This poem had a huge effect on me, even though I'm an atheist. It's such a wonderful poem, though... It's from the book "True Beleiver" in the "Make Lemonade Trilogy" by Virginia Euwer Wolff. It's written entirely in poems. In it, the main character falls in love with her old friend, Jody, and she later finds out he is gay, and her two friends, Myrtle and Annie, become fanatic Christians (just so you know the background for the poem):
It was a sudden impulse. The church I pass
on my way home from the hospital
is always the same, with often a homeless person
reading a magazine on the stone steps.
I got off the bus there instead of coming right home.
It was near dark, and I naturally wondered
where that homeless one would sleep.
I walked up the steps and went in through the heavy door.
In there it was quiet, no city sounds came through
and somebody was running a dust mop
under the benches. He comes right over to me,
carrying the mop with him.
A medium man in a sweater and glasses,
he tells me he's the minister.
I don't know what to ask,
and from somewhere sideways in my mind
out came Myrtle and Annie's play.
I blurt, "If a girl had an abortion,
could she come to this church?"
It was not my urgent question
but it would stall while my courage came to me.
He took off his glasses
and said, "Of course. We're here to help you."
"It's not me, I was just wondering."
"Everyone is welcome here," he said in a believable voice.
"Would you like to know about our youth services?
right over here, our schedules, our bulletins,
our calendars, our youth ministry,"
he puts his glasses back on, holds the mop in one hand,
and we go over to the side of the church where there's a table
with neat piles of papers in different colors.
He begins to hand me several.
"And another thing," I go on ahead,
hoping this place is as private as it feels.
"Would you let--do you have any--"
I hear my voice getting softer--
"Can any--could any gay people come here? Or not?
Or do gay people go to Hell?
You wouldn't--there's no--is there a--
or--oh, never mind. Never mind. Here, I'll take these,
thanks--" I start to leave.
But this minister slows me down. "Of course,
We welcome everyone.
We're mere human beings.

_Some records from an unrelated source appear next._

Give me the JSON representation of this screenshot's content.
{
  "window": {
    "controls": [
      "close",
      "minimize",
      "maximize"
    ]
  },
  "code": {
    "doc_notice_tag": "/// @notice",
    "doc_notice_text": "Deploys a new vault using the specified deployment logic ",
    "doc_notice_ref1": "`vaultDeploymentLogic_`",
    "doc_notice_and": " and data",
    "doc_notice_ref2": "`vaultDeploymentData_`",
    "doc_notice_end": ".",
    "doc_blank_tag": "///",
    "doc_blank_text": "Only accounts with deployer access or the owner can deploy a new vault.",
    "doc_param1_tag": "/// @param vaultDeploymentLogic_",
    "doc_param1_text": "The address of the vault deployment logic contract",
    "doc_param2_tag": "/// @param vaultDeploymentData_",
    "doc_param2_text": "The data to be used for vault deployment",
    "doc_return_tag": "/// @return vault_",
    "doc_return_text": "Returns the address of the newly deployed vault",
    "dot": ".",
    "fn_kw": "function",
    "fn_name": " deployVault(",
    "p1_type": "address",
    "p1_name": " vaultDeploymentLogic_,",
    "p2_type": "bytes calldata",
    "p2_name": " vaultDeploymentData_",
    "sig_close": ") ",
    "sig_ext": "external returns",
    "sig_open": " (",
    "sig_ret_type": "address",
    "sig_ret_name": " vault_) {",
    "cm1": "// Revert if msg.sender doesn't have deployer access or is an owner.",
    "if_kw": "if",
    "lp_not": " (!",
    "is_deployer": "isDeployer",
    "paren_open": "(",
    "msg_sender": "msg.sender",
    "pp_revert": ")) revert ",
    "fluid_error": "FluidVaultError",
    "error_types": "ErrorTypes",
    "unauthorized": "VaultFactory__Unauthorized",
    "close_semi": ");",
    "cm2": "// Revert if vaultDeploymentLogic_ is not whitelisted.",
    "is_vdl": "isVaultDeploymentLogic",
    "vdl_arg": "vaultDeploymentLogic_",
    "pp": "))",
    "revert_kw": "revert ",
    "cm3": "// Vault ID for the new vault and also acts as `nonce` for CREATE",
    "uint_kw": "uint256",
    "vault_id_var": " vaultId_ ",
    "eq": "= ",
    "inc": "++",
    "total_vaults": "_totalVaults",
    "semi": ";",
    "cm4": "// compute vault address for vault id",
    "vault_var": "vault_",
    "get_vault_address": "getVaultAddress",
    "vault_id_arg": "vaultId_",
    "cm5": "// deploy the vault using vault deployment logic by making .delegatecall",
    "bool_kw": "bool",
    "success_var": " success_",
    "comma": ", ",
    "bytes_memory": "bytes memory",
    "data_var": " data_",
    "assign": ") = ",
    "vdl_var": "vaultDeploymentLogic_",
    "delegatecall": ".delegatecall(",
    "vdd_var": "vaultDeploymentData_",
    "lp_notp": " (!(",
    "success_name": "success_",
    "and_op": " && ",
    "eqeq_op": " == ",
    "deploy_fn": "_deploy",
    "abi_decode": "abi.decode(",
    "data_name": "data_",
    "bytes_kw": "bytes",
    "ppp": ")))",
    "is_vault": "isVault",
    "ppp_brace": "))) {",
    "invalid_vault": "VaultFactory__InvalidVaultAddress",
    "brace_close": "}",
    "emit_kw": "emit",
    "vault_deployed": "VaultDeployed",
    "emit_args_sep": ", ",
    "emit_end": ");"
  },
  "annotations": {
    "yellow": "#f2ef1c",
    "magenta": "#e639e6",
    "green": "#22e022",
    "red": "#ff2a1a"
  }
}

God doesn't turn anyone away,
and neither do we."
He looks at me, a gay girl who wants an abortion.
"We weren't put on Earth to exclude each other," he says.
He smiles at me in such a friendly way,
I would almost go to this church. I take a chance:
"But how do you know for sure? About God or anything?"
He leans on the dust mop handle. "We can only hope.
We can only be as sure as our faith."
"Thanks," I say, rolling up the colored papers,
"I have to go home now."
"Thank you for coming in," he says. "Go in peace."
I head for the door.
"Young woman?" he says. I turn around.
"If there is a Hell,
it's when we stop caring about each other.
We wouldn't wish that on anyone."
He waves his hand, lifts the dust mop
and heads back where he was.
"Go in peace."
I don't remember anybody
ever saying that to me before.